**Task inputs:**
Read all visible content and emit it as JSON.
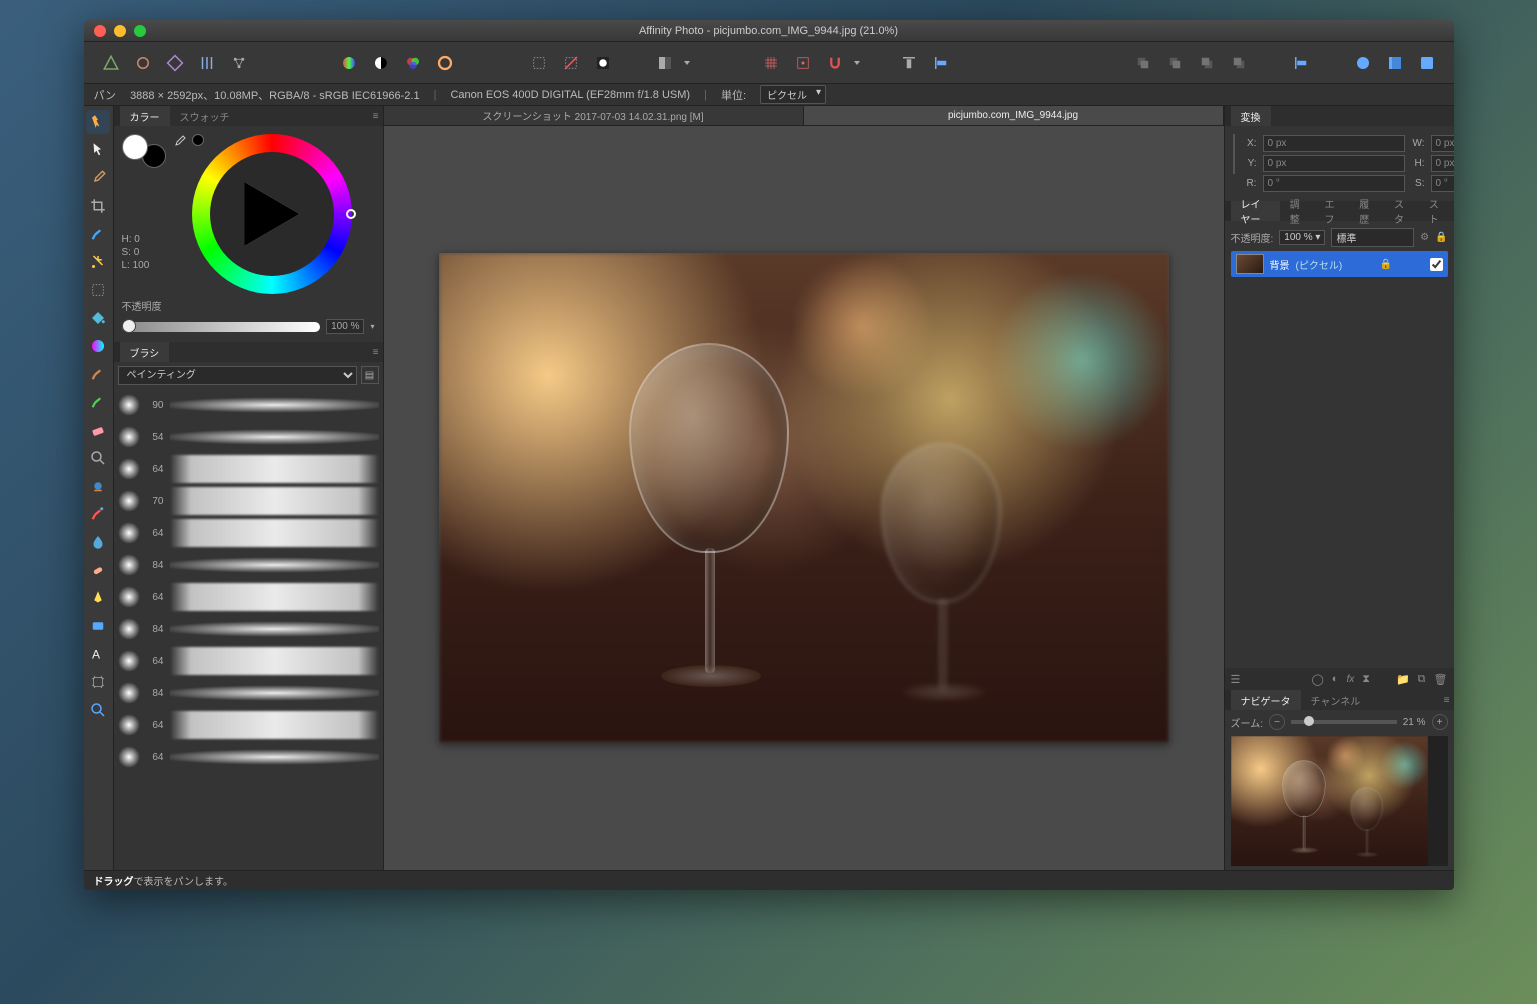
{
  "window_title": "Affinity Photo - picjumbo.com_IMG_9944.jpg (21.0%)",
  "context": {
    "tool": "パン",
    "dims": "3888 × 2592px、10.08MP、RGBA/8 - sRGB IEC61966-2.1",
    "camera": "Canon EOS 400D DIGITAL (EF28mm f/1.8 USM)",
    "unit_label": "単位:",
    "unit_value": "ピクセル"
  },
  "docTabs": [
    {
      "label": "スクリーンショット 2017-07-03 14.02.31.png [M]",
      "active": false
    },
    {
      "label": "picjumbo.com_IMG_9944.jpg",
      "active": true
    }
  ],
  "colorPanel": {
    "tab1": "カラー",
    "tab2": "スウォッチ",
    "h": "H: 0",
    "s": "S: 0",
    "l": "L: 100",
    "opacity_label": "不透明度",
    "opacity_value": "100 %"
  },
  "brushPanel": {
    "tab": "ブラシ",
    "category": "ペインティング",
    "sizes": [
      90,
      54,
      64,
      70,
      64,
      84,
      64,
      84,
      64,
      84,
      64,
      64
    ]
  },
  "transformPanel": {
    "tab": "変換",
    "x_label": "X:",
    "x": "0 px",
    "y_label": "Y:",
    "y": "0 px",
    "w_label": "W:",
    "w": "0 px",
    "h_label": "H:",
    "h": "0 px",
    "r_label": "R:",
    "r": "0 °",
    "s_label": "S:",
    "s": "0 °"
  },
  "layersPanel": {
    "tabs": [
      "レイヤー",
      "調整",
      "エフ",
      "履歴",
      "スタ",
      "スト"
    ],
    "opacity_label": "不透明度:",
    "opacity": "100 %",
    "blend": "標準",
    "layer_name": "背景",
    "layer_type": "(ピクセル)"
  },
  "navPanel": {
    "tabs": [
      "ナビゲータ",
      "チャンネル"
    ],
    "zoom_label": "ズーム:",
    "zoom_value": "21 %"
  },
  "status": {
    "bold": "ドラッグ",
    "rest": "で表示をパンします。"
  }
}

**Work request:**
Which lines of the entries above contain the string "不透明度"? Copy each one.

**Output of the task:**
    "opacity_label": "不透明度",
    "opacity_label": "不透明度:",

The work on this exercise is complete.